Task details:
Copy whichever lines of the data hold the word "chevron".

Source data:
· · · · ·
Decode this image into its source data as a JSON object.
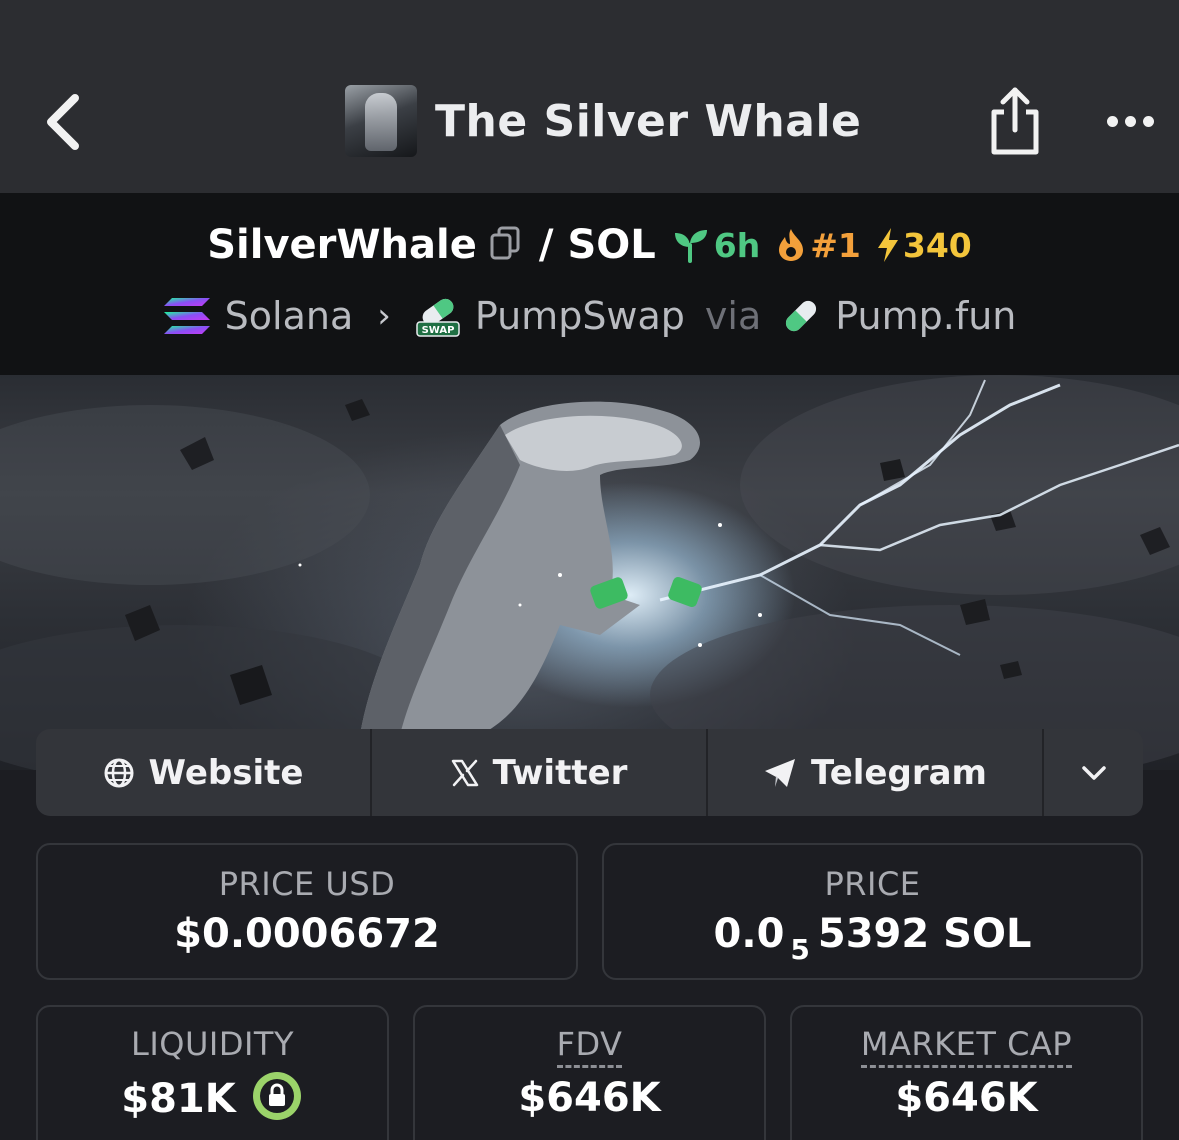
{
  "nav": {
    "title": "The Silver Whale"
  },
  "pair": {
    "base_symbol": "SilverWhale",
    "separator": "/",
    "quote_symbol": "SOL",
    "age": "6h",
    "rank": "#1",
    "boosts": "340"
  },
  "chain": {
    "chain_name": "Solana",
    "dex_name": "PumpSwap",
    "via_label": "via",
    "launchpad_name": "Pump.fun"
  },
  "links": {
    "website_label": "Website",
    "twitter_label": "Twitter",
    "telegram_label": "Telegram"
  },
  "stats": {
    "price_usd_label": "PRICE USD",
    "price_usd_value": "$0.0006672",
    "price_label": "PRICE",
    "price_prefix": "0.0",
    "price_zero_count": "5",
    "price_digits": "5392 SOL",
    "liquidity_label": "LIQUIDITY",
    "liquidity_value": "$81K",
    "fdv_label": "FDV",
    "fdv_value": "$646K",
    "market_cap_label": "MARKET CAP",
    "market_cap_value": "$646K"
  },
  "colors": {
    "accent_green": "#4fc883",
    "accent_orange": "#f3a03b",
    "accent_yellow": "#f3c53b",
    "lock_green": "#9bd36a"
  },
  "icons": [
    "chevron-left-icon",
    "share-icon",
    "more-icon",
    "copy-icon",
    "seedling-icon",
    "flame-icon",
    "bolt-icon",
    "solana-icon",
    "pumpswap-icon",
    "pill-icon",
    "globe-icon",
    "x-icon",
    "telegram-icon",
    "chevron-down-icon",
    "lock-icon"
  ]
}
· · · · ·
Result of the exercise:
    "chevron-left-icon",
    "chevron-down-icon",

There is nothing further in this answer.